Hundreds of kind-hearted strangers have turned out to pay their respects to a WWII solider who died with no family members.
Former Burniston resident Richard 'Dick' Norris, a soldier who fought in the famous Battle of El Alamein, died at the age of 97 two weeks ago.
Around 200 people filled All Saints Parish Church in Driffield yesterday (October 17) and a guard of honour was performed outside after a social media appeal was launched to find mourners.
Members of the public, veterans and military association standards were in attendance - including a number of regiments of the Royal Tank Regiment Association, different branches of the the Royal British Legion (RBL), the Royal Armed Forces and the Prince of Wales Own Yorkshire Regiment.
Robin Ellwood, who served in the RAF from 1971-1976 as an air photography operator, had taken two buses and a train to travel alone all the way from Darlington, Durham.
The 63-year-old, who now works as an actor and is also a member of the RBL, said: "I live in Darlington, but I am self employed and I had some free time today so it's nothing to come here and pay my respects to the man.
"I was surprised by the turnout.
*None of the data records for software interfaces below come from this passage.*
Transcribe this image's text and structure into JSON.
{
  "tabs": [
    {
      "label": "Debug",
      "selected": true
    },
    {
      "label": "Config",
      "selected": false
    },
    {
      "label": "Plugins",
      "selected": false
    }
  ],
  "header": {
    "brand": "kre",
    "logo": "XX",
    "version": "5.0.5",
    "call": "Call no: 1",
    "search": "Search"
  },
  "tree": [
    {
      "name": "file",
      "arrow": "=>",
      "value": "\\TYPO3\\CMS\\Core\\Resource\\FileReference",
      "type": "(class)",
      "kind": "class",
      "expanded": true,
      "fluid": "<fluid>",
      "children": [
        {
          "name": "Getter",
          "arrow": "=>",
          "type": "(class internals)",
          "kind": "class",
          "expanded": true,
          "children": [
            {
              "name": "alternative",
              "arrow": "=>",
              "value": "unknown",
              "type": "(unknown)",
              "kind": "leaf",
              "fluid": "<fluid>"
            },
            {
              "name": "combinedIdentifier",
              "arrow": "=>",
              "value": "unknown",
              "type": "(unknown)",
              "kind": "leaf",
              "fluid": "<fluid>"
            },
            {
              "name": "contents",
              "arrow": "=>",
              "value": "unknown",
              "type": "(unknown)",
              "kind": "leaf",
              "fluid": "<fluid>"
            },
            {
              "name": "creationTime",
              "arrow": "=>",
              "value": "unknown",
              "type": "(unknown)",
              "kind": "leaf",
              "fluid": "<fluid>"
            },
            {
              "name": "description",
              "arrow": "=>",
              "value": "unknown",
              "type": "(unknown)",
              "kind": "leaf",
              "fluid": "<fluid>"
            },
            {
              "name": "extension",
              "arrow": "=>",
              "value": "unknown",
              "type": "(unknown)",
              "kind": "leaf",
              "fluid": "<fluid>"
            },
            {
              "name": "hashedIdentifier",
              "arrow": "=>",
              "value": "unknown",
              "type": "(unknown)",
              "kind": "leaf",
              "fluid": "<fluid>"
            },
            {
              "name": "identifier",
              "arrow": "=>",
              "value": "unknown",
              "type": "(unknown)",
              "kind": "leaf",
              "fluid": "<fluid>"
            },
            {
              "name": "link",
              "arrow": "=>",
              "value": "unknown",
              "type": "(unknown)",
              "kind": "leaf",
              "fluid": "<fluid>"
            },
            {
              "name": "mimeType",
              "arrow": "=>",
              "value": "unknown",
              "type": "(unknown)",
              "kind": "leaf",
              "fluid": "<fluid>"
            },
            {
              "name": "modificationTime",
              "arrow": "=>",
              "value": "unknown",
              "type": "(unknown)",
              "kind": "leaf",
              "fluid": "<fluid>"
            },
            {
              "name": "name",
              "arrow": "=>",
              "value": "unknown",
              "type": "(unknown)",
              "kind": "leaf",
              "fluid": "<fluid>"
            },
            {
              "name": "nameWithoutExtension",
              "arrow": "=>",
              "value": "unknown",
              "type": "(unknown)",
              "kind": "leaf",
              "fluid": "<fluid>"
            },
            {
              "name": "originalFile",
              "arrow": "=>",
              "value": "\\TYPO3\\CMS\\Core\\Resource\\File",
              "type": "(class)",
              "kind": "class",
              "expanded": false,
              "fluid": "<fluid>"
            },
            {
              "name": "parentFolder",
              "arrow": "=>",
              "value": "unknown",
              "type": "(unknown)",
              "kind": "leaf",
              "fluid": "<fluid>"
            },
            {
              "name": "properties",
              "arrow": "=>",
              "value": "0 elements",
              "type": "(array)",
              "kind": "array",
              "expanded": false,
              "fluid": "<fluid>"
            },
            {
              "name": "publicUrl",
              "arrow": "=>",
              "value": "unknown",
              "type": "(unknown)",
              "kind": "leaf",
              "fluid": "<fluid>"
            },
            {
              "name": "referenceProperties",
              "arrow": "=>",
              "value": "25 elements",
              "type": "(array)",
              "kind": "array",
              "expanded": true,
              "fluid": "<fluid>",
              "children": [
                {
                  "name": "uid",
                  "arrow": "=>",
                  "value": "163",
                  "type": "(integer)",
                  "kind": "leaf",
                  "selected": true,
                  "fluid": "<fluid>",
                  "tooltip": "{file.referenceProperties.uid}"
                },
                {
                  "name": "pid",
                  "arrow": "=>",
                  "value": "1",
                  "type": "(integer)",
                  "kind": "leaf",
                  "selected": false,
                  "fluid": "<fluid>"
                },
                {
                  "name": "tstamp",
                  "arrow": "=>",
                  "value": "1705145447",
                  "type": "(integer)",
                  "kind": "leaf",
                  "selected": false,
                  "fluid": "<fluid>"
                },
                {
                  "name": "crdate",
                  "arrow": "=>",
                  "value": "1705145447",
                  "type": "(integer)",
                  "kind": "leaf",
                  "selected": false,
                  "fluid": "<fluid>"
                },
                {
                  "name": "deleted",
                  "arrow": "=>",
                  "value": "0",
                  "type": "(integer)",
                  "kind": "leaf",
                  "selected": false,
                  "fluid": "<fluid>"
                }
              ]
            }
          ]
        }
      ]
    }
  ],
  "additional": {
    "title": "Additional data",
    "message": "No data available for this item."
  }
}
There were a few people outside when I arrived and I thought that would be it, but when I walked in after the coffin, there were people who were already sitting in the church.
"I probably could count on both hands how many people there were who actually knew him in there - two friends and five carers."
Robin, a divorced father-of-one, runs a Facebook group called 'Veterans Honoured', which encourages people to attend funerals of ex-members of the armed forces. He said: "We often do not know if there is going to be a family representative there."
Mr Norris, born in Leeds, West Yorks., joined his local Territorial Army group in 1939. He fought Rommel's Afrika Korps at the Battle of El Alamein in 1942 i Egypt.
He was then stationed with the 8th Army in Egypt before moving to Palestine as an instructor in the base workshops with the rank of Staff Sergeant.
After the war, he returned to his role as a type operator with the Yorkshire Post newspaper before retiring in 1982.
Two members of the Royal Tank Regiment Association drove together from Leeds, West Yorks., to hold their standards at his funeral.
Kevin 'Hocky' Haque, who served in the First Royal Tank Regiment from 1975-1983, said: "I think the amount of different standards there were great. Dick would be really pleased that his regiment was there. We are all one big family."
The 59-year-old, who works as a freelance photographer, added: "A few years back, there would only be a few people who would come to these types of funerals, but now there are more who would come and pay their respects to those who served for their country.
"Attitudes have started to change a lot in the past few years."
Paul Ramsay, who is the branch secretary of the Scarborough branch of the Royal Tank Regiment Assocation, said: "I wasn't surprised by the turnout today. Social media has changed everything. But, I also expected a good turnout because that is what military people do - we are a family."
The 63-year-old added: "Dick would be extremely proud, especially because members of his regiment were here."
It is believed a second cousin of Mr Norris' was also in attendance at the funeral, but they had never met each other.